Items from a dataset
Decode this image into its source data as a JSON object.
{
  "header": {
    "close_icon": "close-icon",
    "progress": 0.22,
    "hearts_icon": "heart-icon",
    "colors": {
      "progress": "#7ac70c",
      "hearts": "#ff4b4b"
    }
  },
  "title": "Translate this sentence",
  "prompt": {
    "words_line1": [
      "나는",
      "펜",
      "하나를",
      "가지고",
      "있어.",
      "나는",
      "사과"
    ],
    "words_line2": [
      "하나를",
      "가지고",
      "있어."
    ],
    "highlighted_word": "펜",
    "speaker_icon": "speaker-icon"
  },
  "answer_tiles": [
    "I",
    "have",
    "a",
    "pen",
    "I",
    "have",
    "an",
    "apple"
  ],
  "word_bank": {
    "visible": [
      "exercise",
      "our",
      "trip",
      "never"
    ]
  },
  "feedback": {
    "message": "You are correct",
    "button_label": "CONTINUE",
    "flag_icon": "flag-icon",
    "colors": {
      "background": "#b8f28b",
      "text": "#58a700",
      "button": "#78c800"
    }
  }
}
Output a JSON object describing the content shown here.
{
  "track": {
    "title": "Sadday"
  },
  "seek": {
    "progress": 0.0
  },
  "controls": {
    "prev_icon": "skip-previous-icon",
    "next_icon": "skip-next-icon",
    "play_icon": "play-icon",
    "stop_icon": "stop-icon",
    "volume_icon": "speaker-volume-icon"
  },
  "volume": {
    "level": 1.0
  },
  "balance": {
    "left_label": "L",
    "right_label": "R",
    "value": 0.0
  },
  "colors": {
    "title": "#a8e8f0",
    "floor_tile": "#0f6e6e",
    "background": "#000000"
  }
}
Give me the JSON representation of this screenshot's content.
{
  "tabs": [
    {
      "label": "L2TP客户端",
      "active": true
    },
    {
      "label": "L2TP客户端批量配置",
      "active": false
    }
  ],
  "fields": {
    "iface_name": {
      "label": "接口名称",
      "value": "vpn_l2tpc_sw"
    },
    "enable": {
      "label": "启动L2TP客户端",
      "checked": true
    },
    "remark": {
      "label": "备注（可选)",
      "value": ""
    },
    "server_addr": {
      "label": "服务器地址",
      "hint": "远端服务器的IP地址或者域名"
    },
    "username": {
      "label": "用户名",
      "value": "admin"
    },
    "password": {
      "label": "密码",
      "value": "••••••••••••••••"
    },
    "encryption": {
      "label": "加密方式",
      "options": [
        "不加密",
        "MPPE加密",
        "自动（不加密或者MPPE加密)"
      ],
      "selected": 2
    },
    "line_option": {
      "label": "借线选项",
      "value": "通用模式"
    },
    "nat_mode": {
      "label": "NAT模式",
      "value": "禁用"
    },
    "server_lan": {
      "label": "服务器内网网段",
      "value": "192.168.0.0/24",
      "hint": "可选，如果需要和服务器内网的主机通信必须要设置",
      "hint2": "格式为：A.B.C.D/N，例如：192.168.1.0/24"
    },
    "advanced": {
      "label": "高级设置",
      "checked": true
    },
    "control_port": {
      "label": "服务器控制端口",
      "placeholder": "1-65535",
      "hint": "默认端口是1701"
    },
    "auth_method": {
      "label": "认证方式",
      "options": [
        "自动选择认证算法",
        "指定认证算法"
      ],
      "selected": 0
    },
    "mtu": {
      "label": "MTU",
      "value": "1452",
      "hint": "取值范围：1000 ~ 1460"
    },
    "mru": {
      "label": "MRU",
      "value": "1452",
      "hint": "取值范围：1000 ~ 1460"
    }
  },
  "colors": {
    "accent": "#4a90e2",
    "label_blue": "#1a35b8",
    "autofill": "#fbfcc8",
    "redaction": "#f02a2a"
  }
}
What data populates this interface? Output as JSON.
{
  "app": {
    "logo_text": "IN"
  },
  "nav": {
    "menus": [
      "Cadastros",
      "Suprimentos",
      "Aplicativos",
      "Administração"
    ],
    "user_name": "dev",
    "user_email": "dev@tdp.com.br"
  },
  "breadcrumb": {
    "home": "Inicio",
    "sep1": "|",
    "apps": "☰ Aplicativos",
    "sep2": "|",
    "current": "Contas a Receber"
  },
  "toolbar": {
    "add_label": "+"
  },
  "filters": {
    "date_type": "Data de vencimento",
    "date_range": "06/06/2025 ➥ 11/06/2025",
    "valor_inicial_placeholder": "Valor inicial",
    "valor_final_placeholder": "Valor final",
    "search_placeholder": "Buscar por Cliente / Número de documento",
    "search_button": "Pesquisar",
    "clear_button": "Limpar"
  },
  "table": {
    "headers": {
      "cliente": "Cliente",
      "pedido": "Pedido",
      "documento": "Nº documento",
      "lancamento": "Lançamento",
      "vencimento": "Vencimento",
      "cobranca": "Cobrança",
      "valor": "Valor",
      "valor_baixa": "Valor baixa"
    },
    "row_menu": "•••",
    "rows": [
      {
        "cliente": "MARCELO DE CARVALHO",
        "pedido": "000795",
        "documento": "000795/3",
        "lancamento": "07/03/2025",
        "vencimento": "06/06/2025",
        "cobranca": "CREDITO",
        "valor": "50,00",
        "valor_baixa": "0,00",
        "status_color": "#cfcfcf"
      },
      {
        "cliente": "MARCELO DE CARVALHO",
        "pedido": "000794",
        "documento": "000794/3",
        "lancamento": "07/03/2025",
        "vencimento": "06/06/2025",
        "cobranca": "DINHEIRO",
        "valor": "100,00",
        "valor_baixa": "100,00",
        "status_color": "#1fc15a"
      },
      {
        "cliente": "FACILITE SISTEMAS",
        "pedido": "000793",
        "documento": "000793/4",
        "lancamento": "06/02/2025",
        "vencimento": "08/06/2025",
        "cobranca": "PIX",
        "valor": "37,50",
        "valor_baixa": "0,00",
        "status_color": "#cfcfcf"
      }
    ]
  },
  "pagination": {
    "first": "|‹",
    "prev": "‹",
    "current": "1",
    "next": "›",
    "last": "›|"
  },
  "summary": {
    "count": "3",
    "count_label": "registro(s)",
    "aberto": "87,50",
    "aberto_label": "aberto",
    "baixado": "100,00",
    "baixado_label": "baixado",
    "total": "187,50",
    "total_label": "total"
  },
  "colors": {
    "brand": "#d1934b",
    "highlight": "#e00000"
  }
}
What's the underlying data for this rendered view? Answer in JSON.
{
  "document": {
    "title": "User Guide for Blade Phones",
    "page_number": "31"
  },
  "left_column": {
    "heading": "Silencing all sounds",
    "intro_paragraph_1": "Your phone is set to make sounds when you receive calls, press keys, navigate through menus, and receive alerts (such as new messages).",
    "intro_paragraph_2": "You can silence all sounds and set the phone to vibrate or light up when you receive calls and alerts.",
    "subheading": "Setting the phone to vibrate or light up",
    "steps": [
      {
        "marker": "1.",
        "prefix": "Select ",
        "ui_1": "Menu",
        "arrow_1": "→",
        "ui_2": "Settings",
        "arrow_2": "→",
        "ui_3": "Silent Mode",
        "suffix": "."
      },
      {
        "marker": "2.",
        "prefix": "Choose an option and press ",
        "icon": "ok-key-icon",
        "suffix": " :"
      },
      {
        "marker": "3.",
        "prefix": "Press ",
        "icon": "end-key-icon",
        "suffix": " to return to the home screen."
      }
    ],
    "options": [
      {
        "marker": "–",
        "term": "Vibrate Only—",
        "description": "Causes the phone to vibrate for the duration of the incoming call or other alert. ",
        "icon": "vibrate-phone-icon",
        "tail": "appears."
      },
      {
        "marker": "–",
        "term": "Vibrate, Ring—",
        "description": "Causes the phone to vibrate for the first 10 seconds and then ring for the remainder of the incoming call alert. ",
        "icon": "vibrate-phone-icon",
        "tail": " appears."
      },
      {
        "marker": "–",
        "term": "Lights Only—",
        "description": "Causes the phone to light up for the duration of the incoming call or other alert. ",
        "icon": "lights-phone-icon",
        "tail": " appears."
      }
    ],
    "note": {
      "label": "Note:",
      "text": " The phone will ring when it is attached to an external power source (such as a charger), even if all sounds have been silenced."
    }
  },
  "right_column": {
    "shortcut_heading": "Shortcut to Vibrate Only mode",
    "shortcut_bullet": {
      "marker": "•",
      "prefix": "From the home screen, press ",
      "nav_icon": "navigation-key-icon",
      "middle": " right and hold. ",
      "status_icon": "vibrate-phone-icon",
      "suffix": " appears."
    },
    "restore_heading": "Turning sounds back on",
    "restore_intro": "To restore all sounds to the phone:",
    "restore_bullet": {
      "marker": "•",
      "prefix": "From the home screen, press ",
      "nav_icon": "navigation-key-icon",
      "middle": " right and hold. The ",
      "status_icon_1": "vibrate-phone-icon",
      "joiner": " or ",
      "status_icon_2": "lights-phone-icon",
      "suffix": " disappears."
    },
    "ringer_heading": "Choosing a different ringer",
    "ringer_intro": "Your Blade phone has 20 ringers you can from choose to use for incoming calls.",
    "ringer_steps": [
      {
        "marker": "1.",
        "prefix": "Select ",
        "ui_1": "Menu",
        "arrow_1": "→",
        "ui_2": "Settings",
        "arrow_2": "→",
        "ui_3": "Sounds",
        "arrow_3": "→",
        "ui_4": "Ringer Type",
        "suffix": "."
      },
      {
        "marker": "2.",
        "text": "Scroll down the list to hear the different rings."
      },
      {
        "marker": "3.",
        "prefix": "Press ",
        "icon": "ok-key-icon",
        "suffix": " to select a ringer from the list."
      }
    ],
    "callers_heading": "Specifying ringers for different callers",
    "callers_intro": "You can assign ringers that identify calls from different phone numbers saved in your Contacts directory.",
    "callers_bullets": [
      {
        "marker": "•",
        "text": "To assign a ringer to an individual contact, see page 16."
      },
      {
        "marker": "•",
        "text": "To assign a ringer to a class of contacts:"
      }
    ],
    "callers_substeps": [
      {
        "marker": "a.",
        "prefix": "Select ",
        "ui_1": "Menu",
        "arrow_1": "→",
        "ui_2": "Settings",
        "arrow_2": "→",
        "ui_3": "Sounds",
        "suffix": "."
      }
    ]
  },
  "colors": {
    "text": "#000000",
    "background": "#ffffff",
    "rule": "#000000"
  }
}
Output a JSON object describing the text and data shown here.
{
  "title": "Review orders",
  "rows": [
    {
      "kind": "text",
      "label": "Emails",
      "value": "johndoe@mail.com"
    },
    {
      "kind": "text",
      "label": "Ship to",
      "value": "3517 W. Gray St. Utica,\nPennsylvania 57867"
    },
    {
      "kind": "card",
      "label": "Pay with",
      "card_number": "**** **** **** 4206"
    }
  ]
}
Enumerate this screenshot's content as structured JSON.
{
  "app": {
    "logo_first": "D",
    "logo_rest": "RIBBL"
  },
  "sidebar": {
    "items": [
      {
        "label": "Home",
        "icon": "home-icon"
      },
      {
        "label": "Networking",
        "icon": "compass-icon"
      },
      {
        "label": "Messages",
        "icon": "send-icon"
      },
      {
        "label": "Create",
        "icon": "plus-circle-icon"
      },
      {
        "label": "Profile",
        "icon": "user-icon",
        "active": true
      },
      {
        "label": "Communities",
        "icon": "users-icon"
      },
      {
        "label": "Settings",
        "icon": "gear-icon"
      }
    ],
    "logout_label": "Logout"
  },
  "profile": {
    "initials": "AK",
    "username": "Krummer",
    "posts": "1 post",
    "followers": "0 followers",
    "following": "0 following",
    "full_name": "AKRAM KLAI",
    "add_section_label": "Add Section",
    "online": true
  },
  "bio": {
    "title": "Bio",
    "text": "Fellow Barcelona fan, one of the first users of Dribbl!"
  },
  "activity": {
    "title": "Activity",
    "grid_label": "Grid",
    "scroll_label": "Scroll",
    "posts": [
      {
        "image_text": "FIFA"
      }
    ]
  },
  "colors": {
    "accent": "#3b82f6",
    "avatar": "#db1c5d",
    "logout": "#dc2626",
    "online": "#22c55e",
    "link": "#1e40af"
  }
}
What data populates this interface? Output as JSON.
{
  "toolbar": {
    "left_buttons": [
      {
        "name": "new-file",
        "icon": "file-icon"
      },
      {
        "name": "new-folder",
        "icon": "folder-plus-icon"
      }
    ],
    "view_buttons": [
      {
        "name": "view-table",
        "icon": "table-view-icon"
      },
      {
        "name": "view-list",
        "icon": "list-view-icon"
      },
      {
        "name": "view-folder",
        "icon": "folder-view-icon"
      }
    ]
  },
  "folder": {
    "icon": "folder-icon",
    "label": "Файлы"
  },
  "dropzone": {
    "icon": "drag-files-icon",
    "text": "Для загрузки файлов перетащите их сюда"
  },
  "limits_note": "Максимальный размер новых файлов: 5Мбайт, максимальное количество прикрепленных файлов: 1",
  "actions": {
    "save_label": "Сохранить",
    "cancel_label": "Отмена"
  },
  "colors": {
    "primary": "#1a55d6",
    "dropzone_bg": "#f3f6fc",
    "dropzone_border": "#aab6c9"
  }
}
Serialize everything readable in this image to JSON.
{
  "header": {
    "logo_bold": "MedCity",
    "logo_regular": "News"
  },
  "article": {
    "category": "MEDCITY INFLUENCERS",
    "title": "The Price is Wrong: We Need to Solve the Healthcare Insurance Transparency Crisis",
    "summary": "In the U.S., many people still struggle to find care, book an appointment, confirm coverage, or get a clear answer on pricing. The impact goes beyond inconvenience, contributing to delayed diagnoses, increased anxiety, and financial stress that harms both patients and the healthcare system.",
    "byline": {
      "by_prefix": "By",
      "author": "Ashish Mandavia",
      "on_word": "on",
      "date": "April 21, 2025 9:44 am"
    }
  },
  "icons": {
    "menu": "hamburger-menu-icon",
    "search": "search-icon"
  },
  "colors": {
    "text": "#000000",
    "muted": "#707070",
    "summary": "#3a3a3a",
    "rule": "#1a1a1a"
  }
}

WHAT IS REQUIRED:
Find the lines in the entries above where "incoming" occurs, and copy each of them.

FINISHED EXERCISE:
        "description": "Causes the phone to vibrate for the duration of the incoming call or other alert. ",
        "description": "Causes the phone to vibrate for the first 10 seconds and then ring for the remainder of the incoming call alert. ",
        "description": "Causes the phone to light up for the duration of the incoming call or other alert. ",
    "ringer_intro": "Your Blade phone has 20 ringers you can from choose to use for incoming calls.",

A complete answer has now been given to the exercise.